Horseshoe Pectus & Mixed deformities
Though less common than 'isolated' pectus deformity, mixed types are the most challenging form both in terms of diagnosis, including associated issues and treatment. Typically, mixed pectus deformities are a combination of both pectus excavatum and carinatum. Though typically seen in isolation the most important associated syndrome seen in such patients is Poland's syndrome.
A rare form of pectus deformity known by other names including horseshoe pectus, pouter pigeon chest, Currarino-Silverman Syndrome, chondro-Manubrial deformity or type 2 pectus carinatum. It typically presents at a young age and appears to result from early ossification of the costal cartilage and manubrial sternal junction along with bilateral deformity of costal chondral cartilage of the 2nd, 3th and/or 4th ribs. The deformity creates a horseshoe shaped effect on the anterior chest wall, the pectus carinatum element of the deformity, but unlike typical pectus carinatum the chest wall is often rigid with little flexibility. In addition, there appears to be an element of pectus excavatum or concavity involving the lower sternum though some surgeons consider this more a result of the horseshoe protrusion given the appearance that the lower sternum is drawn inwards.
Chest CT with 3D reconstruction of a Horseshoe pectus
Treatment remains challenging and include if recognised at an early age external compressive bracing of pectus carinatum element, surgery, a form of modified Ravitch which can be technically dificult and non-corrective options such as using pectus implants to mask the pectus excavatum element.
Young man with Horseshoe pectus before (left) and after non-corrective pectus implants.
Young man with Horseshoe pectus before (left) and after non-corrective pectus implants. Note had a previous Nuss operation (scar on side).
Mixed Pectus deformities
True mixed pectus deformities, like pectus arcuatum are rare. The chest wall appears to have a combination of pectus carinatum and excavatum with or without rib flare and other posture changes but require an experienced surgeon to assess and offer treatment options. Often there is a ‘dominant’ deformity, and this is important as helps predict what treatment options there are.
An example of a ‘mixed’ pectus deformity but on further investigations is likely to represent an asymmetric pectus carinatum with an associated torsion (twisting) of the sternum with an apparent pectus excavatum. The patient underwent successful bracing of their pectus carinatum and targeted physical therapy

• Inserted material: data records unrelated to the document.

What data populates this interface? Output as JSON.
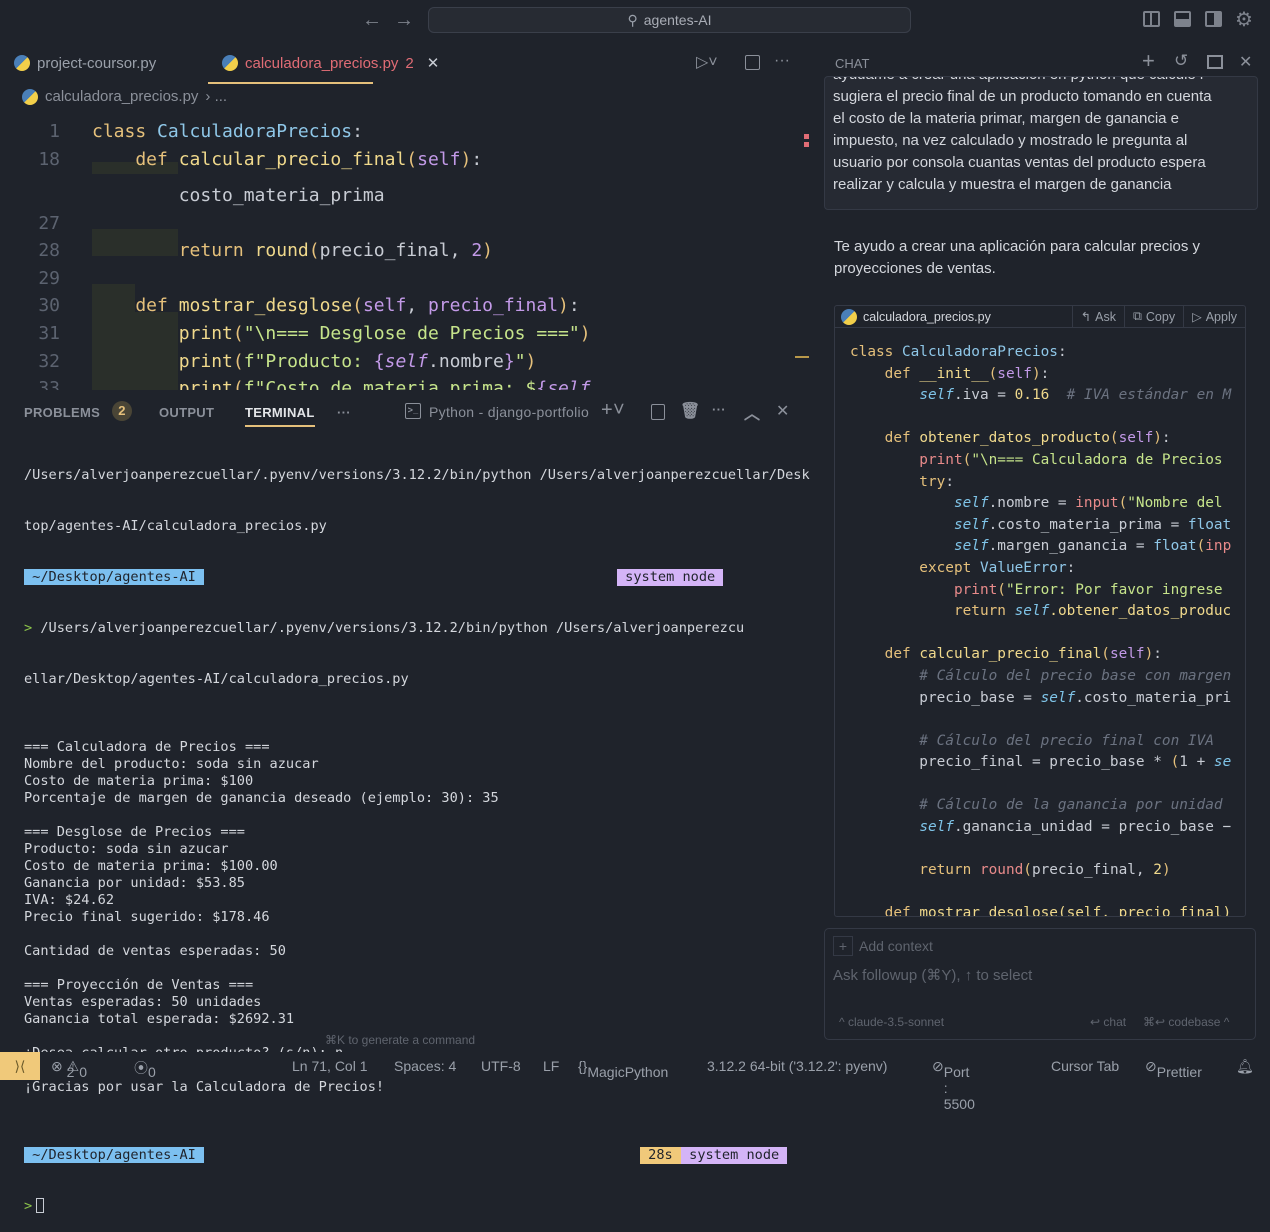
{
  "titlebar": {
    "search": "agentes-AI",
    "back": "←",
    "forward": "→"
  },
  "tabs": [
    {
      "label": "project-coursor.py"
    },
    {
      "label": "calculadora_precios.py",
      "badge": "2",
      "close": "✕"
    }
  ],
  "breadcrumb": {
    "file": "calculadora_precios.py",
    "more": "› ..."
  },
  "editor": {
    "lines": [
      {
        "n": "1",
        "t": [
          [
            "class ",
            "k"
          ],
          [
            "CalculadoraPrecios",
            "c"
          ],
          [
            ":",
            "p"
          ]
        ]
      },
      {
        "n": "18",
        "t": [
          [
            "    def ",
            "k"
          ],
          [
            "calcular_precio_final",
            "f"
          ],
          [
            "(",
            "k"
          ],
          [
            "self",
            "sf"
          ],
          [
            ")",
            "k"
          ],
          [
            ":",
            "p"
          ]
        ]
      },
      {
        "n": "",
        "t": [
          [
            "        costo_materia_prima",
            "p"
          ]
        ]
      },
      {
        "n": "27",
        "t": []
      },
      {
        "n": "28",
        "t": [
          [
            "        return ",
            "k"
          ],
          [
            "round",
            "f"
          ],
          [
            "(",
            "k"
          ],
          [
            "precio_final, ",
            "p"
          ],
          [
            "2",
            "n"
          ],
          [
            ")",
            "k"
          ]
        ]
      },
      {
        "n": "29",
        "t": []
      },
      {
        "n": "30",
        "t": [
          [
            "    def ",
            "k"
          ],
          [
            "mostrar_desglose",
            "f"
          ],
          [
            "(",
            "k"
          ],
          [
            "self",
            "sf"
          ],
          [
            ", ",
            "p"
          ],
          [
            "precio_final",
            "sf"
          ],
          [
            ")",
            "k"
          ],
          [
            ":",
            "p"
          ]
        ]
      },
      {
        "n": "31",
        "t": [
          [
            "        print",
            "f"
          ],
          [
            "(",
            "k"
          ],
          [
            "\"\\n=== Desglose de Precios ===\"",
            "s"
          ],
          [
            ")",
            "k"
          ]
        ]
      },
      {
        "n": "32",
        "t": [
          [
            "        print",
            "f"
          ],
          [
            "(",
            "k"
          ],
          [
            "f\"Producto: ",
            "s"
          ],
          [
            "{",
            "sf"
          ],
          [
            "self",
            "sf it"
          ],
          [
            ".nombre",
            "p"
          ],
          [
            "}",
            "sf"
          ],
          [
            "\"",
            "s"
          ],
          [
            ")",
            "k"
          ]
        ]
      },
      {
        "n": "33",
        "t": [
          [
            "        print",
            "f"
          ],
          [
            "(",
            "k"
          ],
          [
            "f\"Costo de materia prima: $",
            "s"
          ],
          [
            "{",
            "sf"
          ],
          [
            "self",
            "sf it"
          ],
          [
            ".",
            "p"
          ]
        ]
      }
    ]
  },
  "panel": {
    "problems": "PROBLEMS",
    "problems_count": "2",
    "output": "OUTPUT",
    "terminal": "TERMINAL",
    "more": "···",
    "terminal_name": "Python - django-portfolio"
  },
  "terminal": {
    "cmd1a": "/Users/alverjoanperezcuellar/.pyenv/versions/3.12.2/bin/python /Users/alverjoanperezcuellar/Desk",
    "cmd1b": "top/agentes-AI/calculadora_precios.py",
    "prompt_dir": " ~/Desktop/agentes-AI ",
    "prompt_node": " system node ",
    "prompt_time": " 28s ",
    "arrow": ">",
    "cmd2a": " /Users/alverjoanperezcuellar/.pyenv/versions/3.12.2/bin/python /Users/alverjoanperezcu",
    "cmd2b": "ellar/Desktop/agentes-AI/calculadora_precios.py",
    "output": [
      "",
      "=== Calculadora de Precios ===",
      "Nombre del producto: soda sin azucar",
      "Costo de materia prima: $100",
      "Porcentaje de margen de ganancia deseado (ejemplo: 30): 35",
      "",
      "=== Desglose de Precios ===",
      "Producto: soda sin azucar",
      "Costo de materia prima: $100.00",
      "Ganancia por unidad: $53.85",
      "IVA: $24.62",
      "Precio final sugerido: $178.46",
      "",
      "Cantidad de ventas esperadas: 50",
      "",
      "=== Proyección de Ventas ===",
      "Ventas esperadas: 50 unidades",
      "Ganancia total esperada: $2692.31",
      "",
      "¿Desea calcular otro producto? (s/n): n",
      "",
      "¡Gracias por usar la Calculadora de Precios!",
      ""
    ]
  },
  "hint": "⌘K to generate a command",
  "status": {
    "errors": "2",
    "warnings": "0",
    "ports": "0",
    "position": "Ln 71, Col 1",
    "spaces": "Spaces: 4",
    "encoding": "UTF-8",
    "eol": "LF",
    "language": "MagicPython",
    "interpreter": "3.12.2 64-bit ('3.12.2': pyenv)",
    "port": "Port : 5500",
    "cursor_tab": "Cursor Tab",
    "prettier": "Prettier"
  },
  "chat": {
    "title": "CHAT",
    "user_message": [
      "ayúdame a crear una aplicación en python que calcule l",
      "sugiera el precio final de un producto tomando en cuenta",
      "el costo de la materia primar, margen de ganancia e",
      "impuesto, na vez calculado y mostrado le pregunta al",
      "usuario por consola cuantas ventas del producto espera",
      "realizar y calcula y muestra el margen de ganancia"
    ],
    "response": "Te ayudo a crear una aplicación para calcular precios y proyecciones de ventas.",
    "code_file": "calculadora_precios.py",
    "ask": "Ask",
    "copy": "Copy",
    "apply": "Apply",
    "code": [
      [
        [
          "class ",
          "k"
        ],
        [
          "CalculadoraPrecios",
          "c"
        ],
        [
          ":",
          "p"
        ]
      ],
      [
        [
          "    def ",
          "k"
        ],
        [
          "__init__",
          "f"
        ],
        [
          "(",
          "k"
        ],
        [
          "self",
          "sf"
        ],
        [
          ")",
          "k"
        ],
        [
          ":",
          "p"
        ]
      ],
      [
        [
          "        ",
          "p"
        ],
        [
          "self",
          "slf"
        ],
        [
          ".iva = ",
          "p"
        ],
        [
          "0.16",
          "f"
        ],
        [
          "  # IVA estándar en M",
          "cm"
        ]
      ],
      [],
      [
        [
          "    def ",
          "k"
        ],
        [
          "obtener_datos_producto",
          "f"
        ],
        [
          "(",
          "k"
        ],
        [
          "self",
          "sf"
        ],
        [
          ")",
          "k"
        ],
        [
          ":",
          "p"
        ]
      ],
      [
        [
          "        print",
          "pr"
        ],
        [
          "(",
          "k"
        ],
        [
          "\"\\n=== Calculadora de Precios",
          "s"
        ]
      ],
      [
        [
          "        try",
          "k"
        ],
        [
          ":",
          "p"
        ]
      ],
      [
        [
          "            ",
          "p"
        ],
        [
          "self",
          "slf"
        ],
        [
          ".nombre = ",
          "p"
        ],
        [
          "input",
          "pr"
        ],
        [
          "(",
          "k"
        ],
        [
          "\"Nombre del",
          "s"
        ]
      ],
      [
        [
          "            ",
          "p"
        ],
        [
          "self",
          "slf"
        ],
        [
          ".costo_materia_prima = ",
          "p"
        ],
        [
          "float",
          "c"
        ]
      ],
      [
        [
          "            ",
          "p"
        ],
        [
          "self",
          "slf"
        ],
        [
          ".margen_ganancia = ",
          "p"
        ],
        [
          "float",
          "c"
        ],
        [
          "(",
          "k"
        ],
        [
          "inp",
          "pr"
        ]
      ],
      [
        [
          "        except ",
          "k"
        ],
        [
          "ValueError",
          "c"
        ],
        [
          ":",
          "p"
        ]
      ],
      [
        [
          "            print",
          "pr"
        ],
        [
          "(",
          "k"
        ],
        [
          "\"Error: Por favor ingrese",
          "s"
        ]
      ],
      [
        [
          "            return ",
          "k"
        ],
        [
          "self",
          "slf"
        ],
        [
          ".obtener_datos_produc",
          "f"
        ]
      ],
      [],
      [
        [
          "    def ",
          "k"
        ],
        [
          "calcular_precio_final",
          "f"
        ],
        [
          "(",
          "k"
        ],
        [
          "self",
          "sf"
        ],
        [
          ")",
          "k"
        ],
        [
          ":",
          "p"
        ]
      ],
      [
        [
          "        # Cálculo del precio base con margen",
          "cm"
        ]
      ],
      [
        [
          "        precio_base = ",
          "p"
        ],
        [
          "self",
          "slf"
        ],
        [
          ".costo_materia_pri",
          "p"
        ]
      ],
      [],
      [
        [
          "        # Cálculo del precio final con IVA",
          "cm"
        ]
      ],
      [
        [
          "        precio_final = precio_base * ",
          "p"
        ],
        [
          "(",
          "k"
        ],
        [
          "1 + ",
          "p"
        ],
        [
          "se",
          "slf"
        ]
      ],
      [],
      [
        [
          "        # Cálculo de la ganancia por unidad",
          "cm"
        ]
      ],
      [
        [
          "        ",
          "p"
        ],
        [
          "self",
          "slf"
        ],
        [
          ".ganancia_unidad = precio_base −",
          "p"
        ]
      ],
      [],
      [
        [
          "        return ",
          "k"
        ],
        [
          "round",
          "pr"
        ],
        [
          "(",
          "k"
        ],
        [
          "precio_final, ",
          "p"
        ],
        [
          "2",
          "f"
        ],
        [
          ")",
          "k"
        ]
      ],
      [],
      [
        [
          "    def ",
          "k"
        ],
        [
          "mostrar_desglose(self, precio_final)",
          "f"
        ]
      ]
    ],
    "add_context": "Add context",
    "placeholder": "Ask followup (⌘Y), ↑ to select",
    "model": "claude-3.5-sonnet",
    "send_chat": "chat",
    "send_codebase": "codebase"
  }
}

A young boy with a mixed type of pectus deformity with a predominant pectus excavatum and right-sided mild carinatum and associated mild bilateral rib flaring. Before (Box 1) and after a Nuss procedure following bar removal (Box 2)